Thursday, November 12, 2009
The SEC settled charges against SafeNet, Inc., its former Chief Executive Officer, Anthony Caputo, its former Chief Financial Officer, Kenneth Mueller, and three former SafeNet accountants, Clinton Ronald Greenman, John Wilroy, and Gregory Pasko. The SEC alleged that, during the period from the fourth quarter of 2000 through May 2006, SafeNet engaged in two fraudulent schemes — one involving the backdating of options and the other earnings management. Each scheme resulted in SafeNet materially misstating its financial results and disseminating materially false and misleading information concerning its financial condition. According to the complaint, Mueller and Caputo were involved in both schemes, while Greenman, Wilroy and Pasko were involved only in the earnings management scheme.
The SEC release states that this is the agency's first enforcement action brought pursuant to Regulation G. Regulation G applies whenever a reporting company discloses publicly any material information that includes a "non-GAAP financial measure." Non-GAAP financial measures, which are not calculated in conformity with Generally Accepted Accounting Principles, often exclude non-recurring, infrequent, or unusual expenses. Regulation G requires companies to reconcile the non-GAAP financial measure to the most directly comparable GAAP financial measure. Regulation G also prohibits companies and their employees from disseminating false or misleading non-GAAP financial measures or presenting the non-GAAP financial measures in such a manner that they mislead investors or obscure the company's GAAP results.
All defendants have agreed to settle this matter, without admitting or denying the allegations in the complaint. Besides injunctive relief, SafeNet will pay a civil penalty of $1,000,000. The individual defendants will pay civil penalties ranging from $15,000 to $250,000.
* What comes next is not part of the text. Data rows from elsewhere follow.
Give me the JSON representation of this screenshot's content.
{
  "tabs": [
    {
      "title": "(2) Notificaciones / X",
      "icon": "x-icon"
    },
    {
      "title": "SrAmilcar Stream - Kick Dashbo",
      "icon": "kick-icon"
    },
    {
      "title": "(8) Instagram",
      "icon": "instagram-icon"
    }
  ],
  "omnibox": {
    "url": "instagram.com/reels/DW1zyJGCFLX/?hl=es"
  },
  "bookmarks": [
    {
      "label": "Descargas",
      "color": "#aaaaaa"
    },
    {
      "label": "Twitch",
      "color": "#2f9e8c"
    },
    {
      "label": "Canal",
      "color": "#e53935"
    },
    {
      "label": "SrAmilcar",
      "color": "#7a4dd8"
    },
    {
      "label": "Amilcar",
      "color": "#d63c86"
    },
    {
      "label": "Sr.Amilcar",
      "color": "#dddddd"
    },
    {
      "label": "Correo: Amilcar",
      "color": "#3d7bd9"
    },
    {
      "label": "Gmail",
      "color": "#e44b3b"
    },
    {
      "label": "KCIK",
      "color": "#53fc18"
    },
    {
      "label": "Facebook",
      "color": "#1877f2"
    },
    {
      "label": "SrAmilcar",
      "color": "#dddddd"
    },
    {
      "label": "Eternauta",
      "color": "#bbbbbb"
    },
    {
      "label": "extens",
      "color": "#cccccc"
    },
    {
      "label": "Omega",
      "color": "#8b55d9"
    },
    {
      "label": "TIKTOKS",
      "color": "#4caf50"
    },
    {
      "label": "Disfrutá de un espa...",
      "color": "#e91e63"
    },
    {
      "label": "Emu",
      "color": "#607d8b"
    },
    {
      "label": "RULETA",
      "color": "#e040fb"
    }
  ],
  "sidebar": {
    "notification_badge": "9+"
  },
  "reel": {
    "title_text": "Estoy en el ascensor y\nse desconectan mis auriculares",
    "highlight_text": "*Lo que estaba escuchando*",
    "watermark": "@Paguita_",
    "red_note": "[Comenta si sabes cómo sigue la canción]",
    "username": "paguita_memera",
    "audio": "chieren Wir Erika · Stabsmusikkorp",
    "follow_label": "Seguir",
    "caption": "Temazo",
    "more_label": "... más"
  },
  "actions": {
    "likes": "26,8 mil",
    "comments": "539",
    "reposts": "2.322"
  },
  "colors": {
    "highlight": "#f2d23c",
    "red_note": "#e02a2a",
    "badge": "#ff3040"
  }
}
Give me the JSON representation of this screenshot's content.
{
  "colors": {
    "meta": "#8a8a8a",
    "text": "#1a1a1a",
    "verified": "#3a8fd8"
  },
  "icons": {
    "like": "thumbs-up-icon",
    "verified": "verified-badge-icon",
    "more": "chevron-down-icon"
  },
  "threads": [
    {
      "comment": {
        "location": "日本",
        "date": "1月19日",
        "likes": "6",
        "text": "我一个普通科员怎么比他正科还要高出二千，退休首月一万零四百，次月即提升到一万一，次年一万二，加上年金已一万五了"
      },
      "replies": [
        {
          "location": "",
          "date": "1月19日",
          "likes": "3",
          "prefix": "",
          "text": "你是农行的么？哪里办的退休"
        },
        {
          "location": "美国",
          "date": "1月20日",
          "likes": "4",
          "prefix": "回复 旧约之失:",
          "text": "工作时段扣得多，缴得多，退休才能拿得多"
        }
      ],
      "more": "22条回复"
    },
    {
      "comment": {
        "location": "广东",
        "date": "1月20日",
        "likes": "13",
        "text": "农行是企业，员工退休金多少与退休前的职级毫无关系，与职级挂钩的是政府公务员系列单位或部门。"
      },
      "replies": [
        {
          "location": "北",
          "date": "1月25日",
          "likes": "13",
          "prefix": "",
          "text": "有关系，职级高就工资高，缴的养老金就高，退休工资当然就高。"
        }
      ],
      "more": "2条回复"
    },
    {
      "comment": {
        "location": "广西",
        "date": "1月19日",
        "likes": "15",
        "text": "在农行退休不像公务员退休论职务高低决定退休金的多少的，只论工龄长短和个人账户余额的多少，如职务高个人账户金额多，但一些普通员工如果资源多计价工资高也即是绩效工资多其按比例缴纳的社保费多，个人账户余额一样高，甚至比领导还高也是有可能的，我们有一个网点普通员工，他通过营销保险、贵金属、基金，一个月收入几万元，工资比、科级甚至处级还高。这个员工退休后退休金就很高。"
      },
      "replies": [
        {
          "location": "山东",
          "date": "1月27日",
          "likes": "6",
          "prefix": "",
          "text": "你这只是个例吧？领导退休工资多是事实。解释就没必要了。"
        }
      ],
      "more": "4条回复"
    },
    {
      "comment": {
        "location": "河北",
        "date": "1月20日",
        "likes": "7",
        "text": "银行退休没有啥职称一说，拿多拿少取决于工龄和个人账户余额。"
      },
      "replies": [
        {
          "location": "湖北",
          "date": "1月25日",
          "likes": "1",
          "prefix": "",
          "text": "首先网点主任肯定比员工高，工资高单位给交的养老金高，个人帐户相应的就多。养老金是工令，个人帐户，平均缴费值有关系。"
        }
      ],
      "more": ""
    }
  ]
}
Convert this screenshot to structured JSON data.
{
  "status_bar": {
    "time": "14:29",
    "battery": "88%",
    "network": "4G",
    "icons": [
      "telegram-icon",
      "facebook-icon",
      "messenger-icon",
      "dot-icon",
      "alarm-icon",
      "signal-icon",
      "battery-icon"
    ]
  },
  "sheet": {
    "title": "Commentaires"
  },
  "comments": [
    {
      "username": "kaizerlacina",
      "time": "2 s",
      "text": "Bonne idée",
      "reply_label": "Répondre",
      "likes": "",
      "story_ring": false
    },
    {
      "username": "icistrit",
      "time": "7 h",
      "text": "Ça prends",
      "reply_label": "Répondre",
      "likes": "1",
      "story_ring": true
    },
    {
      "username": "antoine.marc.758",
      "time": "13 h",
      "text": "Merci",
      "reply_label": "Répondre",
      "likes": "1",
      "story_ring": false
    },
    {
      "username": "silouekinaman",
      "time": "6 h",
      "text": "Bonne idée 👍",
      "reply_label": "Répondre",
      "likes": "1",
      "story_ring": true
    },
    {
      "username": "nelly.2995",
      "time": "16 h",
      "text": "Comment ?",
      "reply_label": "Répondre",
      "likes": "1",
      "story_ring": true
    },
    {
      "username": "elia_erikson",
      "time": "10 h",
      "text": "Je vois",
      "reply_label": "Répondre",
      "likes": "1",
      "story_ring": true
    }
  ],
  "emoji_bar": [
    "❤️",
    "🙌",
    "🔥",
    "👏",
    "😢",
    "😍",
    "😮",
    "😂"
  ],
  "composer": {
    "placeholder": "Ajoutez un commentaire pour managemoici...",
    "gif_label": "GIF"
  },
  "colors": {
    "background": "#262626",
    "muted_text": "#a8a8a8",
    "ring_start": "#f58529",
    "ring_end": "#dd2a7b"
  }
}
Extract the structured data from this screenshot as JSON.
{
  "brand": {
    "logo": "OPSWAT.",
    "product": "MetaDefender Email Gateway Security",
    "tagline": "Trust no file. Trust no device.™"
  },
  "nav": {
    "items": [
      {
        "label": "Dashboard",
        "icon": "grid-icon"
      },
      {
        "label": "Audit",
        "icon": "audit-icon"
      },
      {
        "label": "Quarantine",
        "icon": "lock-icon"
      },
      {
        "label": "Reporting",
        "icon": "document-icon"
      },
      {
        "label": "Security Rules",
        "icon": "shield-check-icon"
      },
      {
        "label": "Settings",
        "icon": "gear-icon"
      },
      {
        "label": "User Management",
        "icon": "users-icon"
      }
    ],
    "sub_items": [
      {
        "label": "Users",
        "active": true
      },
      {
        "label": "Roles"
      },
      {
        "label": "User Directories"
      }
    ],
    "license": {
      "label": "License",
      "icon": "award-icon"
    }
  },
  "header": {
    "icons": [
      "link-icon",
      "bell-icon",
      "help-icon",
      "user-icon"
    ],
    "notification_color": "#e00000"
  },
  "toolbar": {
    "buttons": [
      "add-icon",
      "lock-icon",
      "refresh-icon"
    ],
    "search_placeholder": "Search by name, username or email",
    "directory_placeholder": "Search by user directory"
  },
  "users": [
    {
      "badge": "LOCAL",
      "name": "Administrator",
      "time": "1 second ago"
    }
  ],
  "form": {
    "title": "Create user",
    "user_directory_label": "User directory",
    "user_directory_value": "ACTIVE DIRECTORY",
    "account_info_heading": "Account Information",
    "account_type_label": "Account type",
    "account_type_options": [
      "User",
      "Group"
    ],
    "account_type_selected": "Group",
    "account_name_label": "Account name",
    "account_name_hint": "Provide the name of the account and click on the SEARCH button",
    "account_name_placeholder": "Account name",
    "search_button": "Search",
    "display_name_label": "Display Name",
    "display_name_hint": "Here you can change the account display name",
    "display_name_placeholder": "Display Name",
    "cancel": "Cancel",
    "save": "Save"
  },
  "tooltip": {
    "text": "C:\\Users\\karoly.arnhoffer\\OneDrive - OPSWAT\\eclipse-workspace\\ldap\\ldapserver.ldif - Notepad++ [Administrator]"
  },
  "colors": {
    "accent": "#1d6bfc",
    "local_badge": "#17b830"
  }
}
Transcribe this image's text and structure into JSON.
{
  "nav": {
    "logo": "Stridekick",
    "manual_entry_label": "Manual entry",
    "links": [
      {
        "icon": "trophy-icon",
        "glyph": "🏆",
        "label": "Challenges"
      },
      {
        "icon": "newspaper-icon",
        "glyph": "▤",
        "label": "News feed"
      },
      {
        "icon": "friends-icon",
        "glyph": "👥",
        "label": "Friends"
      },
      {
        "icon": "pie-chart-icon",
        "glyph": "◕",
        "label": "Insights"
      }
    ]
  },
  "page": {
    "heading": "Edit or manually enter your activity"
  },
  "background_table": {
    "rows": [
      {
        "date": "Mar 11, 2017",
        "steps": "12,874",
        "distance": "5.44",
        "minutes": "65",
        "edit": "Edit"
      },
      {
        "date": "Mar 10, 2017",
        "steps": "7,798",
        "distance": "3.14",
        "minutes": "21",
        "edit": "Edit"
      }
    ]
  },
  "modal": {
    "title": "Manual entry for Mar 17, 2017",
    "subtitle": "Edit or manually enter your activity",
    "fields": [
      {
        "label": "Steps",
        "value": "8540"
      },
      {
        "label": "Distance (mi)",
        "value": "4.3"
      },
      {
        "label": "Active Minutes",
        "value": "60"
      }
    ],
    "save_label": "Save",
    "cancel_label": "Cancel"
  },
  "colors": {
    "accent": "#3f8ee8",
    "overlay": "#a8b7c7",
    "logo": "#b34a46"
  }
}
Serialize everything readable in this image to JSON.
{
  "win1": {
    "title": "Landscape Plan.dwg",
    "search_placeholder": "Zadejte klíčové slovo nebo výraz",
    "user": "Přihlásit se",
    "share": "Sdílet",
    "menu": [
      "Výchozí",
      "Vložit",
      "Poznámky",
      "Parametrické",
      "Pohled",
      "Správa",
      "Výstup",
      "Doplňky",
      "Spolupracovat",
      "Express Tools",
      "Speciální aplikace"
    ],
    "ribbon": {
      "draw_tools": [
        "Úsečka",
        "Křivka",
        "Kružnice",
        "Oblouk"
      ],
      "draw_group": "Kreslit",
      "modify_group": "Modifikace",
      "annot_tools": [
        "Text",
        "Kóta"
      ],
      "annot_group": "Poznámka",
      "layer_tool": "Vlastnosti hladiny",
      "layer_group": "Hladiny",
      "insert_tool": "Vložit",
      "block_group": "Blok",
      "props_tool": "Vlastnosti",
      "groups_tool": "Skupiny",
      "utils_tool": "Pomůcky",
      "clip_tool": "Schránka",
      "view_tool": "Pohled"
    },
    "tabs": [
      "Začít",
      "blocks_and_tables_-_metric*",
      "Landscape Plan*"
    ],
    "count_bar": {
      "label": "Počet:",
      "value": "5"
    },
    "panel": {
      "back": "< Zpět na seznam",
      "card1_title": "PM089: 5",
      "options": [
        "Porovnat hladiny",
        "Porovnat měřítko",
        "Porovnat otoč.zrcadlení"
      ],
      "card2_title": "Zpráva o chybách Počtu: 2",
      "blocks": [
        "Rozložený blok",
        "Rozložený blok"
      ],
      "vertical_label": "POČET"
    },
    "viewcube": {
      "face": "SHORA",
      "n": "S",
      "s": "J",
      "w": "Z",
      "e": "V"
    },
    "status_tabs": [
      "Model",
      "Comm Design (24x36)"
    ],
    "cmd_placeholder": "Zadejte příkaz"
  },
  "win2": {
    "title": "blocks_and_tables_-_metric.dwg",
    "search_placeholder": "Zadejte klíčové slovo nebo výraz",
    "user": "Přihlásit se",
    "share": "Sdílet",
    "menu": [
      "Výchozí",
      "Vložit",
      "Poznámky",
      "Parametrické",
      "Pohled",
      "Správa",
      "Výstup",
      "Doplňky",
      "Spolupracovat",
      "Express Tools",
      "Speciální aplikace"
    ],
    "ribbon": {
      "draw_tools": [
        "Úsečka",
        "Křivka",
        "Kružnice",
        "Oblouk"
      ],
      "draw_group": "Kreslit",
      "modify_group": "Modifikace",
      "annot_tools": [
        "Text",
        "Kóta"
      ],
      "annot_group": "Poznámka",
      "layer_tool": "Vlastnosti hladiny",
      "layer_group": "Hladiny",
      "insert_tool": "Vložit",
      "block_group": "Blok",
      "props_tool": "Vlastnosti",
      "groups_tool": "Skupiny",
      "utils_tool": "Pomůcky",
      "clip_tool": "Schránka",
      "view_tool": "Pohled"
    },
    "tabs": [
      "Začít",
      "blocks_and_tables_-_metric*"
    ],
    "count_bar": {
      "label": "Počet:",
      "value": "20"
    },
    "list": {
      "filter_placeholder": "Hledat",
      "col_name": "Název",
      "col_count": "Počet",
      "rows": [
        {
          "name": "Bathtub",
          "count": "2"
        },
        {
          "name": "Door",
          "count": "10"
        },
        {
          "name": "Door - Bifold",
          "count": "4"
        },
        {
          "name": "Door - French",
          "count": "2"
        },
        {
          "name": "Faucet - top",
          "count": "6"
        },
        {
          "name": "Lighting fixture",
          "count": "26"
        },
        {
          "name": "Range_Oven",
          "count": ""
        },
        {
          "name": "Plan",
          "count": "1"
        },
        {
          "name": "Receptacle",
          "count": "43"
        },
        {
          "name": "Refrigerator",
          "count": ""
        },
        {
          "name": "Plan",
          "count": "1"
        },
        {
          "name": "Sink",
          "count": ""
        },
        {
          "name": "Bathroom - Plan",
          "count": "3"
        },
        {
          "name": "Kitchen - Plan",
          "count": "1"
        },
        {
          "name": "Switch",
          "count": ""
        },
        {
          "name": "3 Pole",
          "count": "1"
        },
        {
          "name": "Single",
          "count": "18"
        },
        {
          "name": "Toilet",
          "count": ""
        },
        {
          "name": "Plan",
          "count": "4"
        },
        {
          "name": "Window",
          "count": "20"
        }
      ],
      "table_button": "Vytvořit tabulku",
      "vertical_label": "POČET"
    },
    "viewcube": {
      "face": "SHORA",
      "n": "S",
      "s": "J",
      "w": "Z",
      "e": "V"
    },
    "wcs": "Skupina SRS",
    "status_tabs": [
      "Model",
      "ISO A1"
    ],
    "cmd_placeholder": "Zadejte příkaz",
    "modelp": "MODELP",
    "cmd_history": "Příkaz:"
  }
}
The settlements with SafeNet, Greenman, and Pasko take into account the cooperation with the SEC's investigation by SafeNet and these individuals. All of the settlements of the civil action are subject to the approval of the United States District Court for the District of Columbia.